A Saturday of Monotype


On Saturday January 22, I gave a one-day intensive monotype workshop to eight students at Atelier Circulaire. The group included two teachers, two graphic designers, a framer, and three artists. Five of them were in my collagraph class in November, the two artists from Atelier Circulaire had already taken workshops with me, and in the case of one teacher, I had recently given a monotype workshop to her high school art students. The atmosphere was friendly and stimulating.

Dannie Cormier

Béatrice Sokoloff

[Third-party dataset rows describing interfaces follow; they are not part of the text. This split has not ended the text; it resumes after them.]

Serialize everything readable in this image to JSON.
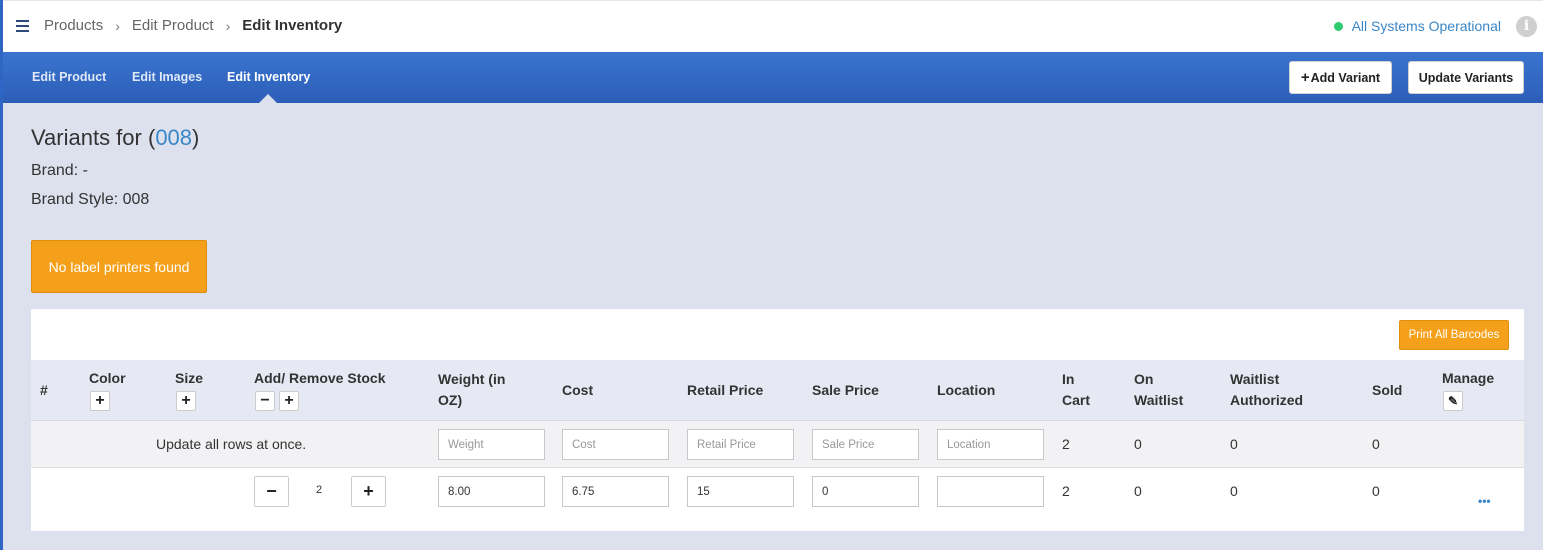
{
  "breadcrumb": {
    "items": [
      "Products",
      "Edit Product"
    ],
    "current": "Edit Inventory",
    "separator": "›"
  },
  "status": {
    "text": "All Systems Operational",
    "color": "#2ecc71"
  },
  "info_icon": "info-circle-icon",
  "tabs": [
    {
      "label": "Edit Product",
      "active": false
    },
    {
      "label": "Edit Images",
      "active": false
    },
    {
      "label": "Edit Inventory",
      "active": true
    }
  ],
  "actions": {
    "add_variant": "Add Variant",
    "update_variants": "Update Variants",
    "add_icon": "+"
  },
  "page": {
    "title_prefix": "Variants for (",
    "title_link": "008",
    "title_suffix": ")",
    "brand": "Brand: -",
    "brand_style": "Brand Style: 008"
  },
  "alert": {
    "text": "No label printers found"
  },
  "print_button": "Print All Barcodes",
  "table": {
    "headers": {
      "num": "#",
      "color": "Color",
      "size": "Size",
      "stock": "Add/ Remove Stock",
      "weight_1": "Weight (in",
      "weight_2": "OZ)",
      "cost": "Cost",
      "retail": "Retail Price",
      "sale": "Sale Price",
      "location": "Location",
      "in_cart_1": "In",
      "in_cart_2": "Cart",
      "waitlist_1": "On",
      "waitlist_2": "Waitlist",
      "auth_1": "Waitlist",
      "auth_2": "Authorized",
      "sold": "Sold",
      "manage": "Manage"
    },
    "bulk_row": {
      "label": "Update all rows at once.",
      "placeholders": {
        "weight": "Weight",
        "cost": "Cost",
        "retail": "Retail Price",
        "sale": "Sale Price",
        "location": "Location"
      },
      "in_cart": "2",
      "on_waitlist": "0",
      "authorized": "0",
      "sold": "0"
    },
    "rows": [
      {
        "stock": "2",
        "weight": "8.00",
        "cost": "6.75",
        "retail": "15",
        "sale": "0",
        "location": "",
        "in_cart": "2",
        "on_waitlist": "0",
        "authorized": "0",
        "sold": "0",
        "more": "•••"
      }
    ]
  },
  "symbols": {
    "plus": "+",
    "minus": "−",
    "pencil": "✎"
  }
}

I usually give my workshops alone. This time I worked with an assistant professor, Lisette Yoselevitz. Lizette graduated last year from UQAM’s Fine Arts department and is a member of Atelier Circulaire. She has given several art classes in Mexico and is presently offering piñata and alebrije workshops in Montreal. It was a true pleasure and luxury to work with her. Lisette is efficient, motivated, supportive to students, and full of positive energy, a perfect complement to my teaching.

Lisette and Anne-Marie

The pace of the workshop was steady. I offered a flow of information at regular intervals to allow students to integrate different approaches to the traditional monotype. It is a challenge to decide how much to cover in one day. On the one hand I want students to experience a range of possibilities and on the other I want them to feel relaxed as they experiment the various techniques. The advantage of working in a group is that students benefit from each other’s results. It is always exciting when they share their newly acquired skills.

Danielle Lemieux

Anne-Marie Gervais

After a morning of rolling, wiping, smearing, painting, stamping, and Q-tipping ink on styrene plates and printing them onto paper through the printing press, students were ready for a well-deserved lunch break. In typical Atelier Circulaire manner, we chatted, ate and drank around the black slate kitchen table. As if by magic, items for sharing appeared before us: an assortment of heavenly teas, a bowl of cookies, blueberries and a bottle of wine.

Rachel Thompson

Thomas Gingreau

Christian Campana

Nicole Milette

In the afternoon I showed the class how to combine the monotype with the encollage of drawings, digital and printed images and Japanese papers. I was pleased to see a full range of pieces, each distinct in style. This was followed by an exhibition of the day’s work accompanied by a friendly round of feedback.


Before saying our goodbyes, I demonstrated how to hand print a trace monotype with water based inks, a non-toxic technique that can easily be done at home.

Because monotype is a direct, spontaneous and relatively rapid printmaking technique, it is suitable for a one-day workshop. However, because it is so open to experimentation, and because it produces such a rich range of effects, it also deserves to be further explored and developed through time. At Atelier Circulaire, students have the possibility of working in the studio on Fridays. This can be arranged by appointment, for a fee of twenty-five dollars. My greatest joy is seeing former students perfecting techniques that I have taught them.

Talleen Hacikyan

1 Réponse à “A Saturday of Monotype”

  • C’est une technique si encourageante et facile, je ne vais pas l’abandonner. Comment tu fais pour être si organisée et toujours stimulante?
    Merci Talleen!

Laisser un Commentaire

les arts anciens d' Afrique |
La Maison Bleue à Dives sur... |
les bagues colorées de La P... |
Unblog.fr | Créer un blog | Annuaire | Signaler un abus | CIRCUS MUNDI
| Ffayce
| mon art, mon expression.......